Opinion: Both Parties Must Rediscover Their Identity Without Trump
Updated: Oct 18, 2021
To say that President Donald Trump has completely changed the nature of American politics may be the understatement of the year. Sure, some of the predictions for his presidency turned out to be overblown, but it cannot be denied that over the course of the Trump presidency, the environment of American politics became unlike anything the nation had witnessed before. Media outlets faced constant attacks deeming them “fake news”, and divisiveness and an inability to compromise reached new heights. Perhaps most importantly, however, both parties seemed to become entirely about one man almost overnight.
Trump’s Republican Party fell in step with the president himself. Under Trump, who was adored by Republican voters, conservative politicians quickly found that to stay in office, they would need to continually cater to the president’s demands or else face his wrath and the subsequent wrath of his voter base. And so they did, even as it required breaking longstanding government norms, ignoring blatant corruption, and wholeheartedly embracing Trump’s volatile nature.
There were those in the Republican Party who refused to cave to every one of the President’s desires, but they paid the price for their resistance. By July of this year, Trump’s grip over the party had grown so iron-tight that the Republican National Convention decided to not write a new party platform for the election cycle, but to instead affirm that they had fully committed to supporting Trump and whatever actions that he saw fit for the country.
Meanwhile, due to Trump’s extremism, the Democratic Party quickly became more about defeating Trump and the spread of his ideology — known as Trumpism. Even as party leaders have attempted to combat the notion that they “hate” Trump, it’s undeniable that most of the party’s major steps over the past four years have been centered around opposing the president.
Most prominently, the Democrat-driven impeachment of Trump was always a political move designed to derail the President’s power and influence, regardless of how solid the evidence in favor of impeachment was or how many times House Speaker Nancy Pelosi stressed that she was actually praying for Trump. It’s also likely that the party’s nomination process for its next presidential candidate would have ended very differently if not for the anti-Trump sentiment pervasive among both party leaders and voters. Early in the process, Senator Bernie Sanders (I-VT) emerged as the frontrunner for the nomination. However, while Sanders was a well-liked figure within the party, he was a polarizing figure nationwide. As a result, just when it seemed like a Sanders victory was all but a given, Democrats rallied around former Vice President Joe Biden, a much less exciting candidate but the one they saw as having the best chance to beat Trump. Biden did end up defeating the incumbent President Trump in the general election, but it was on the back of high anti-Trump sentiment rather than legitimate enthusiasm for Biden himself.
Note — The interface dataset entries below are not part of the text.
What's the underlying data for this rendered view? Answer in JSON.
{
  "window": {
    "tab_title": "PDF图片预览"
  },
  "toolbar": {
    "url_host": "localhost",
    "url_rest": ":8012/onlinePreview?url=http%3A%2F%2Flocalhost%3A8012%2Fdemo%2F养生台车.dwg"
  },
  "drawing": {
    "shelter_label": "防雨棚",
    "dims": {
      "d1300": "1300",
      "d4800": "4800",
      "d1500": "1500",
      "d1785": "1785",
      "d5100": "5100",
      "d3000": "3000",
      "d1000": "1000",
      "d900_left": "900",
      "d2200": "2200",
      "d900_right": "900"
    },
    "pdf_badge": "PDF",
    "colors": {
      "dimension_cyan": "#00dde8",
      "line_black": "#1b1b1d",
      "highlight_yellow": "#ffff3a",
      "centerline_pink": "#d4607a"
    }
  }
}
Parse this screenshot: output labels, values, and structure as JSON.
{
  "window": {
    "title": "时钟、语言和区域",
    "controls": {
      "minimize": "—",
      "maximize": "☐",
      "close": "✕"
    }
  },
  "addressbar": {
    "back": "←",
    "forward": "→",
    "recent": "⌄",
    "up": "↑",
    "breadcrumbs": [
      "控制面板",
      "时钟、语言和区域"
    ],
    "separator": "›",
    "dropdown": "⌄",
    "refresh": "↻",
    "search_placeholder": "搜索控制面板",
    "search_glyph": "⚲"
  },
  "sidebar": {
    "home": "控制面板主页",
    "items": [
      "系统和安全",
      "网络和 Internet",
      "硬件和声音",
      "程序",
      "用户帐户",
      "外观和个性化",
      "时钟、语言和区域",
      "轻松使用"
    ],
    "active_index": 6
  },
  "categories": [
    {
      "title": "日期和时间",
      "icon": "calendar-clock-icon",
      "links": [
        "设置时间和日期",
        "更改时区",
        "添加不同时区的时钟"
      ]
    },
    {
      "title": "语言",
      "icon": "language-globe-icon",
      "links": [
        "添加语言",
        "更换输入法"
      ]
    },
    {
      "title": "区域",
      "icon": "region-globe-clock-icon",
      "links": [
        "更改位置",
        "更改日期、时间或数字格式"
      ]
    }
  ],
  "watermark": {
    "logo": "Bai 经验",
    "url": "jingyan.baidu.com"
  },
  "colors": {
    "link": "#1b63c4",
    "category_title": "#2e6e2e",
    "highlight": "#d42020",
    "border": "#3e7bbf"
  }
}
Trump may have dominated political discourse over the past four years, but come Jan. 20, 2021, he will be out of the Oval Office (no matter how hard him and his allies try to reverse the election’s outcome). Once he leaves, both parties will find themselves at a crossroads. Democrats, powered by nationwide dislike for Trump, pushed a candidate into the White House and might be inclined to capitalize further on anti-Trump sentiments by inspiring fear of a return to Trumpism. The Republicans, similarly, could seek to retain Trump’s enthusiastic voter base by continuing to link themselves to Trump, especially if the incumbent decides to stay involved in politics.
However, after half a decade of politics mainly centering around one man, the more beneficial action for both parties and America itself would be to finally move past Trump and rediscover what they were meant to symbolize. The rhetoric that stems from Trump inherently cannot be constructive due to the nature of Trump himself, who has shown himself to be a divisive, chaotic, and mean-spirited character. For that reason, both the Democrats and Republicans need to establish an identity centered around policies, such as small or big government, rather than a singular and divisive figure like Trump.
Trump may have significantly altered the state of politics, but now that he is soon to be out of power, it’s time for political leaders to move past Trumpism and press the reset button on political discourse.